Pages

Wednesday, March 26, 2008

A brief history of violence


A HISTORY OF VIOLENCE, artigo baseado na apresentação:

Once again, Steven Pinker returns to debunking the doctrine of the noble savage in the following piece based on his lecture at the recent TED Conference in Monterey, California.

This doctrine, "the idea that humans are peaceable by nature and corrupted by modern institutions—pops up frequently in the writing of public intellectuals like José Ortega y Gasset ("War is not an instinct but an invention"), Stephen Jay Gould ("Homo sapiens is not an evil or destructive species"), and Ashley Montagu ("Biological studies lend support to the ethic of universal brotherhood")," he writes. "But, now that social scientists have started to count bodies in different historical periods, they have discovered that the romantic theory gets it backward: Far from causing us to become more violent, something in modernity and its cultural institutions has made us nobler."

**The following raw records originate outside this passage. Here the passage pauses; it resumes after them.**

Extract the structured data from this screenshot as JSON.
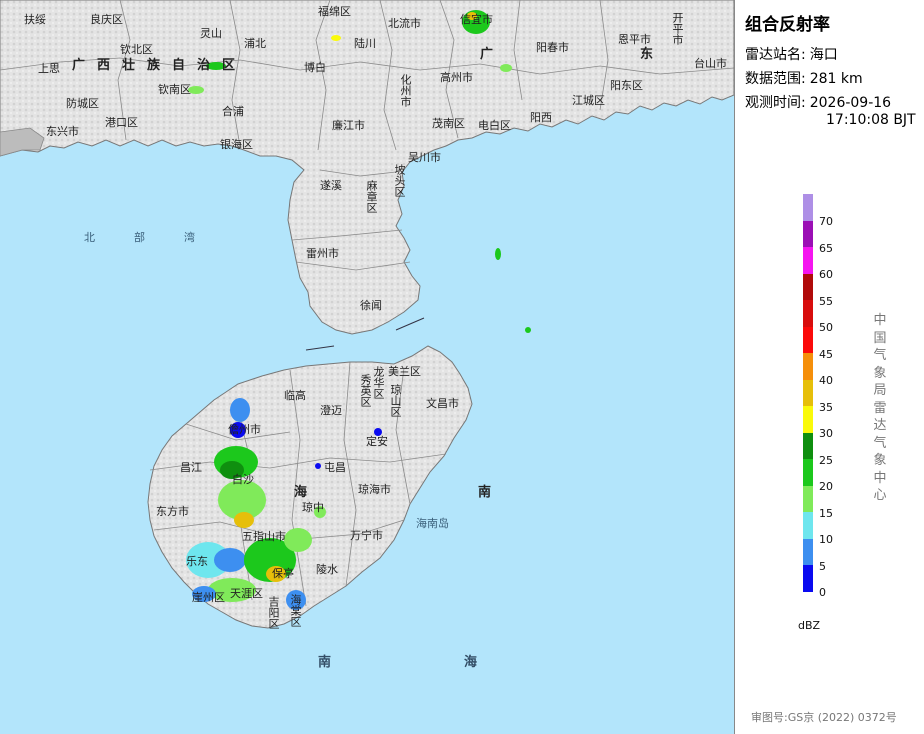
{
  "panel": {
    "title": "组合反射率",
    "station_label": "雷达站名:",
    "station_value": "海口",
    "range_label": "数据范围:",
    "range_value": "281 km",
    "time_label": "观测时间:",
    "time_date": "2026-09-16",
    "time_clock": "17:10:08 BJT",
    "unit": "dBZ",
    "agency": "中国气象局雷达气象中心",
    "footer": "审图号:GS京 (2022) 0372号"
  },
  "legend": [
    {
      "value": "70",
      "color": "#ae8fe6"
    },
    {
      "value": "65",
      "color": "#9b0fb5"
    },
    {
      "value": "60",
      "color": "#f515f0"
    },
    {
      "value": "55",
      "color": "#b00a0a"
    },
    {
      "value": "50",
      "color": "#d80d0d"
    },
    {
      "value": "45",
      "color": "#fb0a0a"
    },
    {
      "value": "40",
      "color": "#f58f0a"
    },
    {
      "value": "35",
      "color": "#e6bf0a"
    },
    {
      "value": "30",
      "color": "#fafa0a"
    },
    {
      "value": "25",
      "color": "#0f8f0f"
    },
    {
      "value": "20",
      "color": "#1cc81c"
    },
    {
      "value": "15",
      "color": "#80ea5a"
    },
    {
      "value": "10",
      "color": "#6ee6ee"
    },
    {
      "value": "5",
      "color": "#3d8ff0"
    },
    {
      "value": "0",
      "color": "#0a0af0"
    }
  ],
  "map": {
    "water_color": "#b3e5fb",
    "land_color": "#e9e9e9",
    "places": [
      "扶绥",
      "良庆区",
      "上思",
      "钦北区",
      "灵山",
      "浦北",
      "钦南区",
      "防城区",
      "东兴市",
      "港口区",
      "合浦",
      "银海区",
      "福绵区",
      "陆川",
      "博白",
      "北流市",
      "化州市",
      "高州市",
      "信宜市",
      "阳春市",
      "恩平市",
      "开平市",
      "台山市",
      "阳东区",
      "江城区",
      "阳西",
      "电白区",
      "茂南区",
      "廉江市",
      "遂溪",
      "麻章区",
      "坡头区",
      "吴川市",
      "雷州市",
      "徐闻",
      "临高",
      "澄迈",
      "美兰区",
      "秀英区",
      "琼山区",
      "龙华区",
      "定安",
      "文昌市",
      "儋州市",
      "昌江",
      "白沙",
      "屯昌",
      "琼海市",
      "琼中",
      "东方市",
      "五指山市",
      "万宁市",
      "乐东",
      "保亭",
      "陵水",
      "崖州区",
      "天涯区",
      "吉阳区",
      "海棠区",
      "海南岛"
    ],
    "regions": {
      "guangxi": "广西壮族自治区",
      "guangdong_a": "广",
      "guangdong_b": "东",
      "hainan_a": "海",
      "hainan_b": "南"
    },
    "seas": {
      "beibu_a": "北",
      "beibu_b": "部",
      "beibu_c": "湾",
      "south_a": "南",
      "south_b": "海"
    }
  }
}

Pinker's notable talk, along with his essay, is one more example of how ideas forthcoming from the empirical and biological study of human beings is gaining sway over those of the scientists and others in disciplines that rely on studying social actions and human cultures independent from their biological foundation.
Post a Comment